→ **PROMPT**
Copy out every entry that follows, without a single picture.
--*--
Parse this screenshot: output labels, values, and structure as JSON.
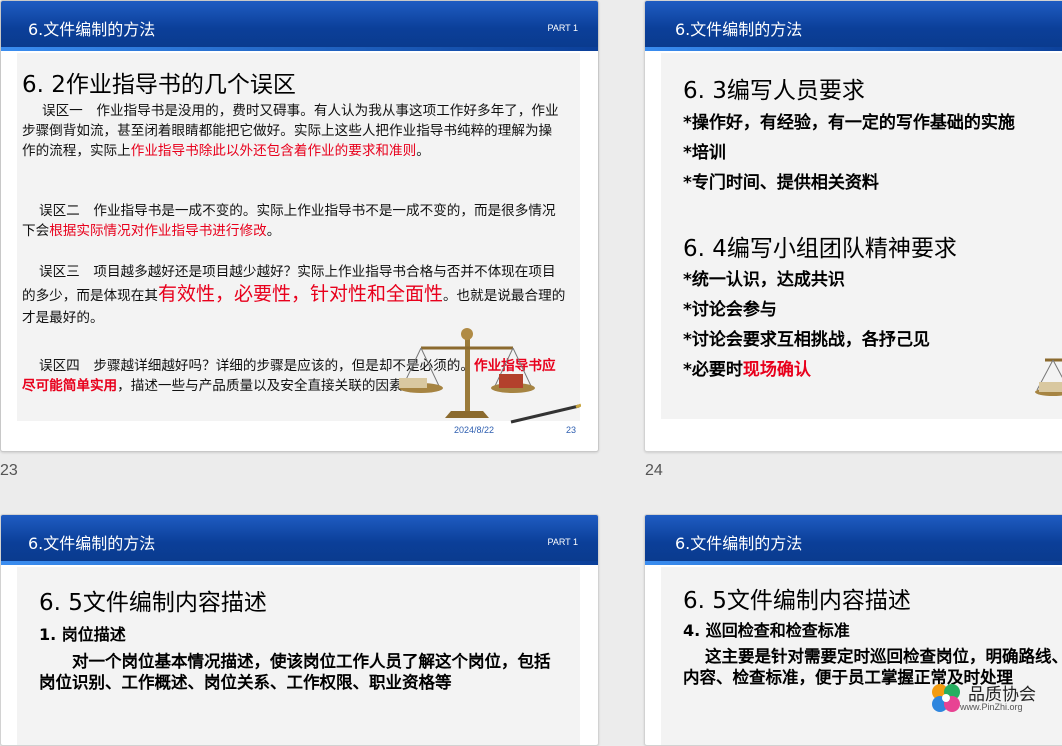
{
  "slides": [
    {
      "header_title": "6.文件编制的方法",
      "part_label": "PART 1",
      "heading": "6. 2作业指导书的几个误区",
      "p1_a": "误区一　作业指导书是没用的，费时又碍事。有人认为我从事这项工作好多年了，作业步骤倒背如流，甚至闭着眼睛都能把它做好。实际上这些人把作业指导书纯粹的理解为操作的流程，实际上",
      "p1_red": "作业指导书除此以外还包含着作业的要求和准则",
      "p1_end": "。",
      "p2_a": "误区二　作业指导书是一成不变的。实际上作业指导书不是一成不变的，而是很多情况下会",
      "p2_red": "根据实际情况对作业指导书进行修改",
      "p2_end": "。",
      "p3_a": "误区三　项目越多越好还是项目越少越好？实际上作业指导书合格与否并不体现在项目的多少，而是体现在其",
      "p3_red": "有效性，必要性，针对性和全面性",
      "p3_end": "。也就是说最合理的才是最好的。",
      "p4_a": "误区四　步骤越详细越好吗？详细的步骤是应该的，但是却不是必须的。",
      "p4_red": "作业指导书应尽可能简单实用",
      "p4_end": "，描述一些与产品质量以及安全直接关联的因素。",
      "date": "2024/8/22",
      "page": "23",
      "number": "23"
    },
    {
      "header_title": "6.文件编制的方法",
      "heading1": "6. 3编写人员要求",
      "lines1": [
        "*操作好，有经验，有一定的写作基础的实施",
        "*培训",
        "*专门时间、提供相关资料"
      ],
      "heading2": "6. 4编写小组团队精神要求",
      "lines2": [
        "*统一认识，达成共识",
        "*讨论会参与",
        "*讨论会要求互相挑战，各抒己见"
      ],
      "line_last_a": "*必要时",
      "line_last_red": "现场确认",
      "number": "24"
    },
    {
      "header_title": "6.文件编制的方法",
      "part_label": "PART 1",
      "heading": "6. 5文件编制内容描述",
      "subheading": "1. 岗位描述",
      "body": "对一个岗位基本情况描述，使该岗位工作人员了解这个岗位，包括岗位识别、工作概述、岗位关系、工作权限、职业资格等"
    },
    {
      "header_title": "6.文件编制的方法",
      "heading": "6. 5文件编制内容描述",
      "subheading": "4. 巡回检查和检查标准",
      "body": "这主要是针对需要定时巡回检查岗位，明确路线、内容、检查标准，便于员工掌握正常及时处理"
    }
  ],
  "watermark": {
    "name": "品质协会",
    "url": "www.PinZhi.org"
  }
}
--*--
→ **TASK RESPONSE**
Parse this screenshot: output labels, values, and structure as JSON.
{
  "slides": [
    {
      "header_title": "6.文件编制的方法",
      "part_label": "PART 1",
      "heading": "6. 2作业指导书的几个误区",
      "p1_a": "误区一　作业指导书是没用的，费时又碍事。有人认为我从事这项工作好多年了，作业步骤倒背如流，甚至闭着眼睛都能把它做好。实际上这些人把作业指导书纯粹的理解为操作的流程，实际上",
      "p1_red": "作业指导书除此以外还包含着作业的要求和准则",
      "p1_end": "。",
      "p2_a": "误区二　作业指导书是一成不变的。实际上作业指导书不是一成不变的，而是很多情况下会",
      "p2_red": "根据实际情况对作业指导书进行修改",
      "p2_end": "。",
      "p3_a": "误区三　项目越多越好还是项目越少越好？实际上作业指导书合格与否并不体现在项目的多少，而是体现在其",
      "p3_red": "有效性，必要性，针对性和全面性",
      "p3_end": "。也就是说最合理的才是最好的。",
      "p4_a": "误区四　步骤越详细越好吗？详细的步骤是应该的，但是却不是必须的。",
      "p4_red": "作业指导书应尽可能简单实用",
      "p4_end": "，描述一些与产品质量以及安全直接关联的因素。",
      "date": "2024/8/22",
      "page": "23",
      "number": "23"
    },
    {
      "header_title": "6.文件编制的方法",
      "heading1": "6. 3编写人员要求",
      "lines1": [
        "*操作好，有经验，有一定的写作基础的实施",
        "*培训",
        "*专门时间、提供相关资料"
      ],
      "heading2": "6. 4编写小组团队精神要求",
      "lines2": [
        "*统一认识，达成共识",
        "*讨论会参与",
        "*讨论会要求互相挑战，各抒己见"
      ],
      "line_last_a": "*必要时",
      "line_last_red": "现场确认",
      "number": "24"
    },
    {
      "header_title": "6.文件编制的方法",
      "part_label": "PART 1",
      "heading": "6. 5文件编制内容描述",
      "subheading": "1. 岗位描述",
      "body": "对一个岗位基本情况描述，使该岗位工作人员了解这个岗位，包括岗位识别、工作概述、岗位关系、工作权限、职业资格等"
    },
    {
      "header_title": "6.文件编制的方法",
      "heading": "6. 5文件编制内容描述",
      "subheading": "4. 巡回检查和检查标准",
      "body": "这主要是针对需要定时巡回检查岗位，明确路线、内容、检查标准，便于员工掌握正常及时处理"
    }
  ],
  "watermark": {
    "name": "品质协会",
    "url": "www.PinZhi.org"
  }
}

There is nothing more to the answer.